Abstract

A growing number of studies report a deterioration of the executive function (EF) in dementia of the Alzheimer type (DAT). To evaluate EFs in DAT, a new version of the Tower of London (TOL) task, originally developed by Shallice (1982), was adapted. The new version of the test was built up in its easiest possible feature in order to be administrable to early- or middle-stage demented patients. Seventeen DAT patients, and 17 controls matched for age and sex, were administered the TOL. The protocol followed a “hierarchical paradigm,” that is, simpler problems were embedded in more complex, subsequent problems. Results showed that DAT patients were impaired compared to controls. Both control and DAT groups showed a decrease in percentage of success rate in relation to the number of movements required by the task. On the more complex problems, the performance of DAT subjects was proportionally more impaired. Qualitative analysis revealed that rule breaking was a salient performance feature of the DAT group.

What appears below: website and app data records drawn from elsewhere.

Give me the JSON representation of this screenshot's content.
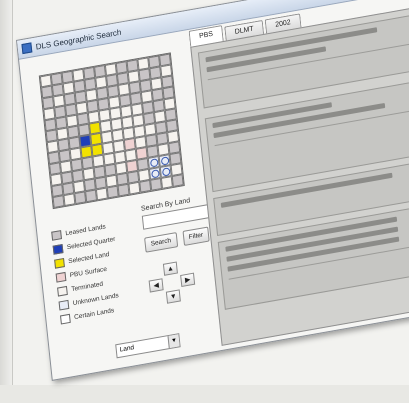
{
  "window": {
    "title": "DLS Geographic Search"
  },
  "grid": {
    "rows": 12,
    "cols": 12,
    "special": {
      "selected_quarter": [
        [
          6,
          3
        ]
      ],
      "selected_land": [
        [
          5,
          4
        ],
        [
          6,
          4
        ],
        [
          7,
          4
        ],
        [
          7,
          3
        ]
      ],
      "pink": [
        [
          7,
          7
        ],
        [
          8,
          8
        ],
        [
          9,
          7
        ]
      ],
      "circles": [
        [
          9,
          9
        ],
        [
          9,
          10
        ],
        [
          10,
          9
        ],
        [
          10,
          10
        ]
      ]
    }
  },
  "legend": {
    "items": [
      {
        "label": "Leased Lands",
        "color": "#c9c5c7"
      },
      {
        "label": "Selected Quarter",
        "color": "#1f3fb8"
      },
      {
        "label": "Selected Land",
        "color": "#f2e200"
      },
      {
        "label": "PBU Surface",
        "color": "#efd2d2"
      },
      {
        "label": "Terminated",
        "color": "#f6f3ef"
      },
      {
        "label": "Unknown Lands",
        "color": "#e8ecf6"
      },
      {
        "label": "Certain Lands",
        "color": "#ffffff"
      }
    ]
  },
  "search": {
    "caption": "Search By Land",
    "field_value": "",
    "search_label": "Search",
    "filter_label": "Filter"
  },
  "land": {
    "value": "Land"
  },
  "tabs": [
    "PBS",
    "DLMT",
    "2002"
  ]
}
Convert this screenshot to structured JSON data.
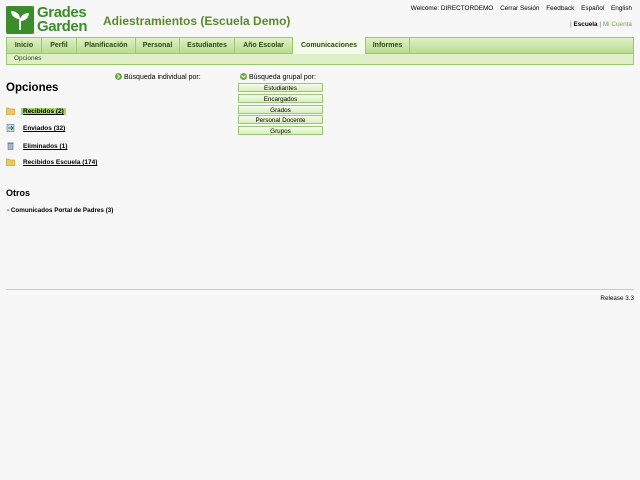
{
  "logo": {
    "line1": "Grades",
    "line2": "Garden"
  },
  "app_title": "Adiestramientos (Escuela Demo)",
  "top_links": {
    "welcome": "Welcome: DIRECTORDEMO",
    "items": [
      "Cerrar Sesión",
      "Feedback",
      "Español",
      "English"
    ]
  },
  "account_links": {
    "escuela": "Escuela",
    "mi_cuenta": "Mi Cuenta"
  },
  "nav": {
    "tabs": [
      "Inicio",
      "Perfil",
      "Planificación",
      "Personal",
      "Estudiantes",
      "Año Escolar",
      "Comunicaciones",
      "Informes"
    ],
    "active": "Comunicaciones"
  },
  "subnav": {
    "label": "Opciones"
  },
  "sidebar": {
    "title": "Opciones",
    "folders": [
      {
        "label": "Recibidos (2)",
        "icon": "folder-icon",
        "selected": true
      },
      {
        "label": "Enviados (32)",
        "icon": "sent-icon",
        "selected": false
      },
      {
        "label": "Eliminados (1)",
        "icon": "trash-icon",
        "selected": false
      },
      {
        "label": "Recibidos Escuela (174)",
        "icon": "folder-icon",
        "selected": false
      }
    ],
    "otros_title": "Otros",
    "otros_item": "Comunicados Portal de Padres (3)"
  },
  "search": {
    "individual_label": "Búsqueda individual por:",
    "group_label": "Búsqueda grupal por:",
    "group_options": [
      "Estudiantes",
      "Encargados",
      "Grados",
      "Personal Docente",
      "Grupos"
    ]
  },
  "footer": {
    "release": "Release 3.3"
  },
  "colors": {
    "brand": "#3a8d2a",
    "nav_bg": "#b8dc90",
    "selected": "#a6d66b"
  }
}
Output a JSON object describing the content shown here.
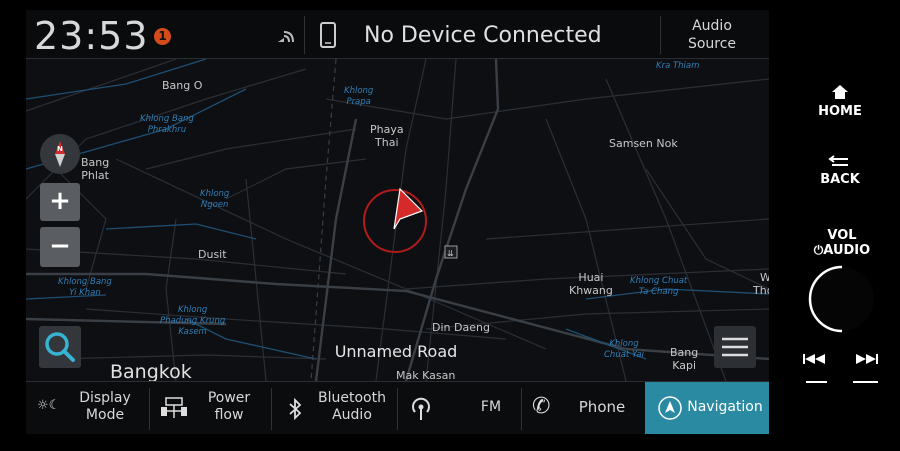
{
  "status": {
    "time": "23:53",
    "notification_count": "1",
    "device_status": "No Device Connected",
    "audio_source_line1": "Audio",
    "audio_source_line2": "Source"
  },
  "map": {
    "road_name": "Unnamed Road",
    "labels": {
      "bang_o": "Bang O",
      "bang_phlat_1": "Bang",
      "bang_phlat_2": "Phlat",
      "phaya_thai_1": "Phaya",
      "phaya_thai_2": "Thai",
      "samsen_nok": "Samsen Nok",
      "dusit": "Dusit",
      "huai_khwang_1": "Huai",
      "huai_khwang_2": "Khwang",
      "din_daeng": "Din Daeng",
      "bang_kapi_1": "Bang",
      "bang_kapi_2": "Kapi",
      "mak_kasan": "Mak Kasan",
      "bangkok": "Bangkok",
      "edge_w": "W",
      "edge_thor": "Thor"
    },
    "water_labels": {
      "khlong_prapa_1": "Khlong",
      "khlong_prapa_2": "Prapa",
      "kra_thiam": "Kra Thiam",
      "khlong_bang_phrakhru_1": "Khlong Bang",
      "khlong_bang_phrakhru_2": "Phrakhru",
      "khlong_ngoen_1": "Khlong",
      "khlong_ngoen_2": "Ngoen",
      "khlong_bang_yi_khan_1": "Khlong Bang",
      "khlong_bang_yi_khan_2": "Yi Khan",
      "khlong_phadung_1": "Khlong",
      "khlong_phadung_2": "Phadung Krung",
      "khlong_phadung_3": "Kasem",
      "khlong_chuat_ta_chang_1": "Khlong Chuat",
      "khlong_chuat_ta_chang_2": "Ta Chang",
      "khlong_chuat_yai_1": "Khlong",
      "khlong_chuat_yai_2": "Chuat Yai"
    },
    "zoom_in": "+",
    "zoom_out": "−"
  },
  "bottom_bar": {
    "display_mode_1": "Display",
    "display_mode_2": "Mode",
    "power_flow_1": "Power",
    "power_flow_2": "flow",
    "bluetooth_audio_1": "Bluetooth",
    "bluetooth_audio_2": "Audio",
    "fm": "FM",
    "phone": "Phone",
    "navigation": "Navigation"
  },
  "hard_keys": {
    "home": "HOME",
    "back": "BACK",
    "vol": "VOL",
    "audio": "AUDIO"
  },
  "colors": {
    "accent": "#2a8aa2",
    "position_marker": "#cc2222",
    "water_label": "#2f7fb8"
  }
}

These findings are consistent with the presence of an EF deficit in DAT.